▶ PROBLEM TO SOLVE
The expected answer is every line from the material below that has the word "label".

▶ STORED DATA
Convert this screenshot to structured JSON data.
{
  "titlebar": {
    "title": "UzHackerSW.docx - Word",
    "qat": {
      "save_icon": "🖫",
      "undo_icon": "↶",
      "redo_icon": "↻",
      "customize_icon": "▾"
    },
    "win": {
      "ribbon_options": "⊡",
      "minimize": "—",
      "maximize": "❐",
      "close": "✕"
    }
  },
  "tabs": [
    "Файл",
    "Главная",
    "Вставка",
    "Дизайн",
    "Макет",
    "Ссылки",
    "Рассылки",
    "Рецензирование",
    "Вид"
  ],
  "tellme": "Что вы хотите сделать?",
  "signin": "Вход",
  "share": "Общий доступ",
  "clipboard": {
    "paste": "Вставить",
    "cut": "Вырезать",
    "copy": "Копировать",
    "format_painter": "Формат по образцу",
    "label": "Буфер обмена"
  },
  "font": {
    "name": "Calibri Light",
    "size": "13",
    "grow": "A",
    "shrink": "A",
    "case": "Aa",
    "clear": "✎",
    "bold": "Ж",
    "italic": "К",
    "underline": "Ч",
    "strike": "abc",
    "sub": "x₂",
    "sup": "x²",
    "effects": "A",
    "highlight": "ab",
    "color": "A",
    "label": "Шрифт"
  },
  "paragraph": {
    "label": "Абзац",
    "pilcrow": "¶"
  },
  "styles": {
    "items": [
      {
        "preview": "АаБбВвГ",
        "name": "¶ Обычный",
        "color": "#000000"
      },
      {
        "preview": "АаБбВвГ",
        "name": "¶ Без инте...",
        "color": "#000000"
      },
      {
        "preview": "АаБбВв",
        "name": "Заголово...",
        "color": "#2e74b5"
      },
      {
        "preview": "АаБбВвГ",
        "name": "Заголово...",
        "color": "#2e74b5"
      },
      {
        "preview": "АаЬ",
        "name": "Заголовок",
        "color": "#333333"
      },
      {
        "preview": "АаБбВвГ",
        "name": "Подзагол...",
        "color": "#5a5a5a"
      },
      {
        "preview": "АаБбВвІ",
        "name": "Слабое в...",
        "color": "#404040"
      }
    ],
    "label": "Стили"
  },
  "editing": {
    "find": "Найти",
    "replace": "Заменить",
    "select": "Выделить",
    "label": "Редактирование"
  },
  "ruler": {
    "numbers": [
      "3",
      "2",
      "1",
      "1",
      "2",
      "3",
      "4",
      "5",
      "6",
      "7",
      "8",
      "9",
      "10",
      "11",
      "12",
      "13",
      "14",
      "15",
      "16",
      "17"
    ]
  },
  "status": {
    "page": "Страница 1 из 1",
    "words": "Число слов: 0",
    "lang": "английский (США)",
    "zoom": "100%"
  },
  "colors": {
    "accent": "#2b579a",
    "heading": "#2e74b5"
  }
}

▶ EXERCISE ANSWER
    "label": "Буфер обмена"
    "label": "Шрифт"
    "label": "Абзац",
    "label": "Стили"
    "label": "Редактирование"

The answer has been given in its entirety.